Cases of child defilement in Kenya have been on the rise. Reportedly, majority of the abuses are committed by close relatives of the child, and as a result, many go unpunished. In some instances, the parents aid and abet offenders in getting away with it. You will find that most parents are unwilling to cooperate with the prosecution of an offender when this person is a close relative of the family. This is because of fear of stigmatization and shame from the society. Instead, they opt for settling the matter without the involvement of authorities or worse still, punish the child. In doing so, these parents are emboldening the offender to continue abusing other victims.
As a society, we should condemn families that settle pedophilia issues in-house just because it is a relative. Remaining silent gives power to the stigma and allows offenders to continue abusing other children. We are the gate-keepers to our children’s innocence and as it stands, we are truly failing in our duty. If we do not protect our children, who should we protect?
In November 2019, former chief justice, Willy Mutunga formed a 17-member taskforce chaired by court of appeal judge, Martha Koome mandated to review Child Law, highlighting the challenges faced in bringing offenders to justice. The Taskforce’s findings revealed the reality of minors being denied justice while offenders walk away scot-free.
Furthermore, in most cases where offenders are in the process of being prosecuted, they often bribe their way out to freedom. Also, prosecution of this cases can at times be lengthy, gnawing away at a child’s willingness to share their testimony.
It is easy for close relatives to groom a child and sexually abuse them because they constantly interact. In some cases, these predators succeed because parents have a poor relationship with their children. The child fears that by telling the parent they are being preyed upon by a close relative, they will be punished.
An end to this from of abuse starts at home. Carefully consider the people your child interacts with and know what it is they are exposing your child to. If a child reports sexual abuse, they should be given the appropriate support and the case thoroughly investigated. Some minors have resorted to committing suicide because they were not believed or were unable to recover from the emotional and mental damage they suffered as a result.
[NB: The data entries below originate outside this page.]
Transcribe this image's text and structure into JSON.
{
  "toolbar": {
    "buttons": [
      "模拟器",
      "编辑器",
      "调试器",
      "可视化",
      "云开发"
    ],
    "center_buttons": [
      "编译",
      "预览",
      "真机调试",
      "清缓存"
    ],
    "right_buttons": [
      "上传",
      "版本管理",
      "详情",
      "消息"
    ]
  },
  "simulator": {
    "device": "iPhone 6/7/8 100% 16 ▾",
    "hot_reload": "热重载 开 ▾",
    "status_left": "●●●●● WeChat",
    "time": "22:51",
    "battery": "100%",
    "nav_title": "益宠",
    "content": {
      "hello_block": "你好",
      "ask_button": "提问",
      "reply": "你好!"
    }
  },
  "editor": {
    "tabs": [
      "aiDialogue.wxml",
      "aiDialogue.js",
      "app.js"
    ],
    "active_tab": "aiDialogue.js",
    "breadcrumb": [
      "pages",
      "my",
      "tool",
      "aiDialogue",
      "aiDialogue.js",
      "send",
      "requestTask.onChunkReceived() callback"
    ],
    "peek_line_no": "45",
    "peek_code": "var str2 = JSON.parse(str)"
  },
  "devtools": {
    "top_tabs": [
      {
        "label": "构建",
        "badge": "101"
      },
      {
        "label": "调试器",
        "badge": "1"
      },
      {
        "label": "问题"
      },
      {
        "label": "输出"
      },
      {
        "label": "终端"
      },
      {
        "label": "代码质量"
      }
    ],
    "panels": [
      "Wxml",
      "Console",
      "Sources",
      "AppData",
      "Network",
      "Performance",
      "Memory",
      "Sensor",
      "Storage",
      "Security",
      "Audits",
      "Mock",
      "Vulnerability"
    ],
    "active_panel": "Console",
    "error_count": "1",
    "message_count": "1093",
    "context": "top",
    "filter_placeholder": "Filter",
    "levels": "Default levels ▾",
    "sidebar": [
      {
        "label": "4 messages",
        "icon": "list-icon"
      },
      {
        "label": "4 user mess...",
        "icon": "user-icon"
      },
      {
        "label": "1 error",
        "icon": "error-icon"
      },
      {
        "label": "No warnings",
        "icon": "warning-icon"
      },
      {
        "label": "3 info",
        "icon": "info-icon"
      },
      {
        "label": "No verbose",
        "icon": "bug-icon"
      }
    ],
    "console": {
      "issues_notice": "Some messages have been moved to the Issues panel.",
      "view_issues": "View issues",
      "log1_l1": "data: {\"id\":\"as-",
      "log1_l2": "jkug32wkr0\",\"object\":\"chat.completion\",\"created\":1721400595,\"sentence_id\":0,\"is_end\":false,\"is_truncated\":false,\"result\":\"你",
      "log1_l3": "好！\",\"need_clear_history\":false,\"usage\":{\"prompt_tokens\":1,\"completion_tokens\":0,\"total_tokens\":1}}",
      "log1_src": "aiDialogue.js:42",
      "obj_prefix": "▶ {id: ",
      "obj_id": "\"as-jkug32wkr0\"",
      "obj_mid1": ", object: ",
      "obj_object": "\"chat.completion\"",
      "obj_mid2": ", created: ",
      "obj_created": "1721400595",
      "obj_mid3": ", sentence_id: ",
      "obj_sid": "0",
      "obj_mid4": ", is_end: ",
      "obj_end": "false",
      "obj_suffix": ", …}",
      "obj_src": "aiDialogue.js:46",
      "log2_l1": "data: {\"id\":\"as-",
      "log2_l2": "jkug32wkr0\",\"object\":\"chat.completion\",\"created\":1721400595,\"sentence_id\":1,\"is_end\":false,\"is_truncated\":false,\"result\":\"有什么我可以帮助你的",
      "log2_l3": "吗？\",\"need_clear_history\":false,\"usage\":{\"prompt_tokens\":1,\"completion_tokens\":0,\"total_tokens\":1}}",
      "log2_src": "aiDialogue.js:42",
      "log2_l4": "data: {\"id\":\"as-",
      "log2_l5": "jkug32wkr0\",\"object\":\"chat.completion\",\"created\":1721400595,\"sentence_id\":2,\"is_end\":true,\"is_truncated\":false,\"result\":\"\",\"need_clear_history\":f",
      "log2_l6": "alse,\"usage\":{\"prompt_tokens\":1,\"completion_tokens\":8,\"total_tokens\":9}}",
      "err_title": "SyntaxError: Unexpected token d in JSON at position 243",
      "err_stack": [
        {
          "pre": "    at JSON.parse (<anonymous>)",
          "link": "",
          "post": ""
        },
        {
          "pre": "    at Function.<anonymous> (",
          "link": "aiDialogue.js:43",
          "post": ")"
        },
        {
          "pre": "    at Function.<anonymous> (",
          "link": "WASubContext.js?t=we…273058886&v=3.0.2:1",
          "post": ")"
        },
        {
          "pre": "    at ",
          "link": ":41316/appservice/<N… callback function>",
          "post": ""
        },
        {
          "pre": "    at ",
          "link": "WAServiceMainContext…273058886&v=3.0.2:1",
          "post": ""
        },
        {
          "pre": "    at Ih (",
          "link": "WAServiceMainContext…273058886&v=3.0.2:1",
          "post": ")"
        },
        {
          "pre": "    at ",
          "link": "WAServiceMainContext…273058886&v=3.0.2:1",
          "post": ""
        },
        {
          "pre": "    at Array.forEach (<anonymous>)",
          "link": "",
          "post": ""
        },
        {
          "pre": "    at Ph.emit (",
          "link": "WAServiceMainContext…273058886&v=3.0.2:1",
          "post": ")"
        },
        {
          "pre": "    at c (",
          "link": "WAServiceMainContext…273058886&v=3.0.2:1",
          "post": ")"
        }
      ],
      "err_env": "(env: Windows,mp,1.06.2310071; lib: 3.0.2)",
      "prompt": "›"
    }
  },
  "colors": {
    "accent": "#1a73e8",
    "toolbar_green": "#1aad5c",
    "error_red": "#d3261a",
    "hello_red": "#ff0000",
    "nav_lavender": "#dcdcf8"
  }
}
If we allow families to continue covering up such cases, as a society, we are committing an injustice to our children. We must stamp out this issue for the sake of our children.